Attractive, vibrant and dynamic. This is Berlin, a city where people are constantly moving from or to. Moving to Berlin can be stressful especially when it comes to finding a place to live in!
The first thing you do when looking for a flat is to filter them by price, you have a maximum budget and don’t want to outgrow it. A good tip is to be ready to negotiate, sometimes in order to have the flat, you must be ready to pay a little bit more than what was written in the ad. So go for apartments below your maximum so you still have one card on your sleeve when it comes to negotiations. Since the competition is tough, offering a little bit more can change the game. Please be careful when doing that because some people does not rent their flat for the money but to share a home with other people and to them, you must sell your personality.
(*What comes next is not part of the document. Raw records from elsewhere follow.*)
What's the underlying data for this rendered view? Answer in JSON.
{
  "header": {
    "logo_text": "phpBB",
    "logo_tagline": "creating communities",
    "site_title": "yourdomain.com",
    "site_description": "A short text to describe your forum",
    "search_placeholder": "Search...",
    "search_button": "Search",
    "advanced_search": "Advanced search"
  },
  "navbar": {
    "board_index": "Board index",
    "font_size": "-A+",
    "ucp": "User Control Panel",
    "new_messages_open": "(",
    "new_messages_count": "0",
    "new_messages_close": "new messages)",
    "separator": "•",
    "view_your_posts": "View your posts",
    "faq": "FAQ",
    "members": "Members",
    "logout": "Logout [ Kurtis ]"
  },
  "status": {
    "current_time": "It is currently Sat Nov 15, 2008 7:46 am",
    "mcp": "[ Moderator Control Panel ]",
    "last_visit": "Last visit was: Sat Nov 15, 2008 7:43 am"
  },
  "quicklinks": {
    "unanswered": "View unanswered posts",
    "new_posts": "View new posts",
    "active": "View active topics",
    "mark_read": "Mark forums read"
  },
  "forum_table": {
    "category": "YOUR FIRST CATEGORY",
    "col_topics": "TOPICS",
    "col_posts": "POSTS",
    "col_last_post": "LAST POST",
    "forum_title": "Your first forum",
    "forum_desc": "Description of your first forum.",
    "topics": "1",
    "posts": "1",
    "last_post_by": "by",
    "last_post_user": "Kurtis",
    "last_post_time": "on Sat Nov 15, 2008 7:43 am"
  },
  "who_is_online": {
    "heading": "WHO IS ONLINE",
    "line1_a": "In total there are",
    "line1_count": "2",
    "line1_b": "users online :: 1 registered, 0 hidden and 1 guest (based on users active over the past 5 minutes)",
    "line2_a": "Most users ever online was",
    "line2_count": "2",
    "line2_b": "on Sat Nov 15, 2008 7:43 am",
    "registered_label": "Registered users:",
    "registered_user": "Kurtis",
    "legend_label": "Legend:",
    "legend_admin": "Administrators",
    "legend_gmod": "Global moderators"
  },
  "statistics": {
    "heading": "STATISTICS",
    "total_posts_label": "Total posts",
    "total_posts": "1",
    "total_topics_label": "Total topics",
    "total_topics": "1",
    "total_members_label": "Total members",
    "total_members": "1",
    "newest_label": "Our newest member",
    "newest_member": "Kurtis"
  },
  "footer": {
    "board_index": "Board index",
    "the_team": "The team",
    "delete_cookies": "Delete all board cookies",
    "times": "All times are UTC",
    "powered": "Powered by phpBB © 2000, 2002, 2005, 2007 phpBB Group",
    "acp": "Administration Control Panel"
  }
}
Type of apartment
In Germany, shared flats are very common and a great way to meet new people when you’re new in the city. Some flat are of course cleaner than others so you should definitely visit the flat before signing any contract. If you are looking for studios or bigger apartment, the price will increase quickly and agencies might be the best option.
The message you send is crucial to get the apartment, it is the first impression they will have on you. Don’t write a cover letter of 1 page, they won’t read it. The best option is to write a few lines (10 max). You can start with a general presentation; name, profession, languages spoken. Put the date you want to move in and, if any, the date you want to move out. Then you can share your Facebook profile so they know you are “real” and they can learn more about you. At the end write a few lines on why you want the room/ flat. For instance, because it seems clean or the flatmates seem to look for the same thing as you (some small talks occasionally in the shared kitchen or go out together etc.). You should also ask to visit the flat as soon as possible, it will show your motivation. This will also scare away scammers who will offer you to pay first without visiting anything because they are “not in the country at the moment” and then they send you the keys by mail.
Berlin is a huge city with plenty of residential neighbourhoods and more lively ones. You should pay attention to the public transportation access in the neighborhood you chose. Some are more accessible than others and it might take you 15min or more to reach the nearest tram/bus/metro station. Adding you time to go to work and come back.
Regarding the shared flats (WG in German), ads can be really specific; “only girls” or “only vegans” etc. Even if you want the room don’t try to contact the owner, he or she will not answer. When they ask for specific things (even if it is not fair) they don’t care and will find someone matching the criteria.
There are a few websites where you can find shared flat such as:
WG-gesucht: there is a lot of new offers every day but you have to react quickly as there is a huge amount of candidates applying: within the 1st hour after the ad is posted some people receive more than 100 applications…
Ebay Kleine Anzeigen: it is less saturated than WG- gesucht, and people respond more often however you do not have as many offers as in WG-Gesucht.
Immowelt: the interesting part of this website is that you can create a profile as a flat seeker. There is also a lot of new ads each day. Mostly long term offers.
Studenten-WG: this website offers shared flats for students.
Immobilien Scout 24: this website is very diversified for any type of research from shared flats to regular flats. Mostly long term offers.